Nina Flagg is loud, excited, passionate, expressive and has great taste in music. She is also a faculty member at Connecticut College, and I am excited to say that I had the opportunity to sit down with her for a one-on-one interview. Nina Flagg has inspired me, and I am excited to share our podcast with you!
“It’s really not as far as you’d think.” I heard this numerous times before my first year at Conn, because I had explained to people my skepticism and doubts that the city of New London would be just out of reach for exploration and escape from the campus environment. I feared that I’d be trapped on campus with a small seaside city close enough to see from the top of Tempel Green, yet too far to get to without a car. Everyone told me that though New London is no New York City, it is an absolutely fine college town. In fact, odds are that if you’re at a small school like Conn you would probably rather not be located in a city like New York. New London is quaint and charming, an old fishing port which now services a few year-round ferries to local destinations. Coming to Conn I felt inspired to explore this little New England city which, with its interesting murals, whale sculptures and pretty buildings, begged for exploration.
Last week, on a typically “warm” late March afternoon, my friend and I got on our bikes and headed into town—an easy adventure that not enough people on campus take advantage of. We decided that lunch off campus at our favorite little cafe was a must on that particular afternoon. Because neither of us have cars, bikes were our only option besides walking would be too time consuming.

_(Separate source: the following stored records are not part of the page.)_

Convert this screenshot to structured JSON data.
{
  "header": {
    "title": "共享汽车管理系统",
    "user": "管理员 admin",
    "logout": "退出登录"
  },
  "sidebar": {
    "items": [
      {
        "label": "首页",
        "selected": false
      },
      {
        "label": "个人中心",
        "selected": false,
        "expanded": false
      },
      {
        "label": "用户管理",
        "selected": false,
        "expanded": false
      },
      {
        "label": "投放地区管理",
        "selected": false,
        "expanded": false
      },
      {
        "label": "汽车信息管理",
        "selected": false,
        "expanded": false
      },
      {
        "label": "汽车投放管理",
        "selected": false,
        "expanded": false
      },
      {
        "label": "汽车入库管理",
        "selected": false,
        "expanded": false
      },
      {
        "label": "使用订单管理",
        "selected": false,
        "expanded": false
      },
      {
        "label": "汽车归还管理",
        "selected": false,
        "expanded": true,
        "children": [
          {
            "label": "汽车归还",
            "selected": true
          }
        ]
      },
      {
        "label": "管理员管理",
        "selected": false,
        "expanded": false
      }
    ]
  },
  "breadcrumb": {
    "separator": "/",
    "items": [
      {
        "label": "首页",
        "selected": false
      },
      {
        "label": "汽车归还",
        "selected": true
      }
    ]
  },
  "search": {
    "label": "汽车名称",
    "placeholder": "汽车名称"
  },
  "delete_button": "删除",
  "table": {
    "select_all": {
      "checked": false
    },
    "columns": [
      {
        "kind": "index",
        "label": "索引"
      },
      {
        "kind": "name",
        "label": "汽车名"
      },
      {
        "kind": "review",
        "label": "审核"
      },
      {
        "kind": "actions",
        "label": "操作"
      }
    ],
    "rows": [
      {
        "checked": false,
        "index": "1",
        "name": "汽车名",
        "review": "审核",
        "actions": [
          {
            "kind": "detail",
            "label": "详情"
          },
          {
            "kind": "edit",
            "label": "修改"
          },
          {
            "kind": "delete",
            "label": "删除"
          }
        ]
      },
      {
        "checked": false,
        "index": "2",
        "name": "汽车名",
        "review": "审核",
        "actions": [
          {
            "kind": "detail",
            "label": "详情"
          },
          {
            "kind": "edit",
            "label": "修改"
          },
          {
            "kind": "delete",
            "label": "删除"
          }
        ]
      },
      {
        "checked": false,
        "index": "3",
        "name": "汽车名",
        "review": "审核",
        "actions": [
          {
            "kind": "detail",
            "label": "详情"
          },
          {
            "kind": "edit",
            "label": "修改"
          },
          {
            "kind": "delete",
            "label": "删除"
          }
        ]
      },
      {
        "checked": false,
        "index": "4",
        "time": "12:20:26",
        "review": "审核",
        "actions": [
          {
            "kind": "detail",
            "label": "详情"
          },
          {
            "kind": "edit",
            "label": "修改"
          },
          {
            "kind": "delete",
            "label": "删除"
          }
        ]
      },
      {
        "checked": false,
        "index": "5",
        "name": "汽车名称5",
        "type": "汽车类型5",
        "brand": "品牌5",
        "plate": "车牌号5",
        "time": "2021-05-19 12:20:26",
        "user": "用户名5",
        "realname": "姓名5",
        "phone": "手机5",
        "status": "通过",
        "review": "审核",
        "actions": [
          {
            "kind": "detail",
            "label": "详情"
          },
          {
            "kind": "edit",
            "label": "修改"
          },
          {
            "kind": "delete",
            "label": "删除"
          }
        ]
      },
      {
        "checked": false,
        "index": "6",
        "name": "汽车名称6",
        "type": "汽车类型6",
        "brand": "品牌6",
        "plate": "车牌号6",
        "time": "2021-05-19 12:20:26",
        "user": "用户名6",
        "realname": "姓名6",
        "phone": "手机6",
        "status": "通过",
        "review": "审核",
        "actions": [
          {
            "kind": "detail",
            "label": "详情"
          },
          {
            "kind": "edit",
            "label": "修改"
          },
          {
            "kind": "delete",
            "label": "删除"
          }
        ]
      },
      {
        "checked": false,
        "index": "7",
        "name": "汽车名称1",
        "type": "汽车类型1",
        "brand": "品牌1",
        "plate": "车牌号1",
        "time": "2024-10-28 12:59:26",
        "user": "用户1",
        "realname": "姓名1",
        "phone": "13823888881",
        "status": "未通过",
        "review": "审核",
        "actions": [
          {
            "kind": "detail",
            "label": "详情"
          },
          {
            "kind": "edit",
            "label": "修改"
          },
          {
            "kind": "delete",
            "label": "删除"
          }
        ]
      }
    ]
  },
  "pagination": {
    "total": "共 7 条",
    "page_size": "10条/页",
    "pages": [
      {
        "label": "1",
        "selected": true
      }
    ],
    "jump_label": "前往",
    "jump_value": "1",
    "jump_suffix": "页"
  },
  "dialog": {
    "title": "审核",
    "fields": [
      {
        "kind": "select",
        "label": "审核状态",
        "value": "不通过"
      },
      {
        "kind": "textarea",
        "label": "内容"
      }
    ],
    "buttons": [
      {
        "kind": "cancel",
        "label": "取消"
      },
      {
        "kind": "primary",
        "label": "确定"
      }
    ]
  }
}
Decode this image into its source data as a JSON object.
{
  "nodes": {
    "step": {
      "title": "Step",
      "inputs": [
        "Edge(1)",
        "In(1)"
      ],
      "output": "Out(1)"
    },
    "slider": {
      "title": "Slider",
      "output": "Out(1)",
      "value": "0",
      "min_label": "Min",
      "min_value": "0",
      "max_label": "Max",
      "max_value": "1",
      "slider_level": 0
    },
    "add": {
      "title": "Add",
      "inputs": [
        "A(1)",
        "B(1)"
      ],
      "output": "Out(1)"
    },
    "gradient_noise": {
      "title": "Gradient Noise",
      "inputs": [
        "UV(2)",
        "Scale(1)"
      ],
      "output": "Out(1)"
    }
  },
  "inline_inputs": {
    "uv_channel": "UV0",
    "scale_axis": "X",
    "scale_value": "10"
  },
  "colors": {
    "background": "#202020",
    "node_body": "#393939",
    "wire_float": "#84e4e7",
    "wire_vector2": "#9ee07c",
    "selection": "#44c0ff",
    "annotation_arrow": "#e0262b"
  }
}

Being a liberal arts college, Conn has hosted numerous exhibitions over the years. Even so, none of them are quite like the sight that greeted students when they returned from spring break.
Created by multimedia artist Steve Lambert and funded through Kickstarter, “Capitalism Works For Me!” is a massive 20-foot-long interactive piece, which encourages passersby to seriously question the effectiveness of a capitalist society. After debuting in Cleveland in the summer of 2011, the piece has toured all around the country, challenging everyone who comes across it to engage in meaningful discussion about a topic that can be considered taboo.
“As a culture, we need the vision and boldness it takes to discuss the problem [capitalism] itself,” Lambert explains on his website. “The idea that 'there is no alternative' to the way our world works takes away our ability to dream. As citizens we need the courage to begin these discussions in order to move on to new and better visions for the future… [and art] creates a space where new ideas and perspectives can be explored.”
The aesthetic of the work is firmly rooted in early-mid 20th century American propaganda and advertising. By drawing comparisons to the large, gaudy signs of yesteryear, Lambert alludes to how capitalism has become ubiquitous with our national identity, while simultaneously questioning the paradox of societal progress. If things like rights for minorities can evolve so drastically over the course of a century or two, why can’t our economic system see similar reforms? More importantly, why aren’t we willing to consider a non-capitalist approach to our economy when recessions and mass layoffs affect millions of people in a negative way?
“For 50 years it has been unacceptable, politically, in the United States to ask what is basically a straightforward question,” Lambert claims. “We have every right as a society to ask of that system [capitalism], is it working for us? Do the benefits and the costs balance themselves out…? We’ve been afraid to ask that question—and we’ve been afraid to have public debates—that’s the legacy of the Cold War. We can’t afford anymore to not do that. We have to raise the question.”